However, in couples where there is a sperm problem, an alternative method of fertilisation is used, called Intra-Cytoplasmic Sperm Injection (ICSI). In this technique individual sperm is selected and injected into individual mature eggs by the scientist.
The move by KNH is expected to shake up the cost of IVF in Kenya which is currently mainly conducted by private clinics.
Market rates show that it cost about Sh300,000 to Sh720,000 for an IVF procedure in Kenya. Kenyan couples, however, end up paying millions of shillings whenever the assisted conception procedure fails and they undergo more than one cycle of treatment. The cost of IVF is largely high due to expensive medicines used as part of the procedure.
The success of the IVF procedure is a combination of luck, the age of the couple, a conducive womb, hormonal imbalance, and adequate good quality eggs, and sperms.
Young women are more likely to have good-quality eggs with a higher chance of getting pregnant through IVF compared to older women.
IVF failure has been linked to an array of factors including the loose cervix, untimely transfer of the embryo, a uterus wall that is thin or unnaturally thick, and chromosome abnormalities of the egg or sperm or the embryo.
Advanced technology and screening of embryos before they are put in the womb has however helped cut the IVF failure rates, presenting a boost to Kenyan couples.
In private clinics in Nairobi, testing the embryo for abnormalities would cost Sh100,000 to Sh300,000, an additional charge to IVF, and that is dependent on whether a couple wants the embryo tested for over 600 inherited diseases or just chromosome analysis.
Another advancement in the fertility industry is the availability of donor eggs and embryos.

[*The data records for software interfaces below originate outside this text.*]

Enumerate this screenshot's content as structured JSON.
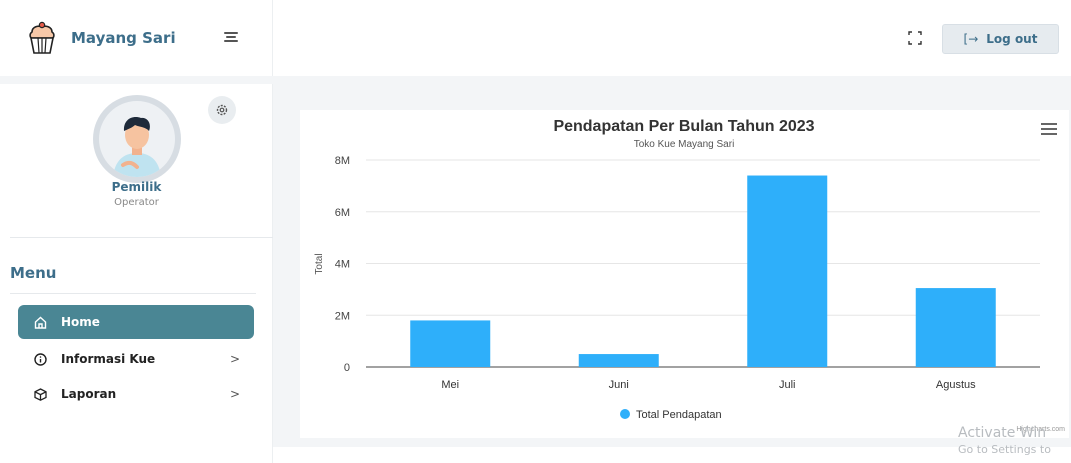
{
  "brand": {
    "name": "Mayang Sari"
  },
  "profile": {
    "name": "Pemilik",
    "role": "Operator"
  },
  "menu": {
    "title": "Menu",
    "items": [
      {
        "label": "Home",
        "icon": "home-icon",
        "active": true,
        "has_arrow": false
      },
      {
        "label": "Informasi Kue",
        "icon": "info-icon",
        "active": false,
        "has_arrow": true
      },
      {
        "label": "Laporan",
        "icon": "cube-icon",
        "active": false,
        "has_arrow": true
      }
    ],
    "arrow": ">"
  },
  "header": {
    "logout_label": "Log out",
    "logout_icon": "[→"
  },
  "colors": {
    "accent": "#4a8694",
    "brand_text": "#3d6e8a",
    "bar": "#2eaffa"
  },
  "chart_data": {
    "type": "bar",
    "title": "Pendapatan Per Bulan Tahun 2023",
    "subtitle": "Toko Kue Mayang Sari",
    "ylabel": "Total",
    "xlabel": "",
    "categories": [
      "Mei",
      "Juni",
      "Juli",
      "Agustus"
    ],
    "series": [
      {
        "name": "Total Pendapatan",
        "values": [
          1800000,
          500000,
          7400000,
          3050000
        ]
      }
    ],
    "ylim": [
      0,
      8000000
    ],
    "yticks": [
      0,
      2000000,
      4000000,
      6000000,
      8000000
    ],
    "ytick_labels": [
      "0",
      "2M",
      "4M",
      "6M",
      "8M"
    ],
    "grid": true,
    "legend": "bottom-center",
    "credits": "Highcharts.com"
  },
  "watermark": {
    "line1": "Activate Win",
    "line2": "Go to Settings to"
  }
}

Couples now have an option of sourcing online and importing donor sperms or eggs.
They part with an additional Sh30,000 to Sh200,000, depending on whether the sperms are imported or locally sourced.
Donor sperms in IVF are used when a male partner has no sperm in his semen or if attempts to retrieve the sperms surgically have failed.
However, before opting for donor sperms, fertility experts may use ICSI, which ranges from Sh38,000 in private hospitals, to address male fertility issues and boost fertilisation.
To reduce costs, one could freeze the extra or spare embryos for future use if the IVF cycles fail. This can reduce the cost of a repeat embryo implantation to Sh330,000 or lower depending on the centre.
In most clinics, couples have to consent beforehand to the use of the created embryos. In cases of divorce or death of one or both partners, the frozen embryos are donated to another couple, known or unknown, or to the wife or husband, depending on the legal documents signed at the clinic.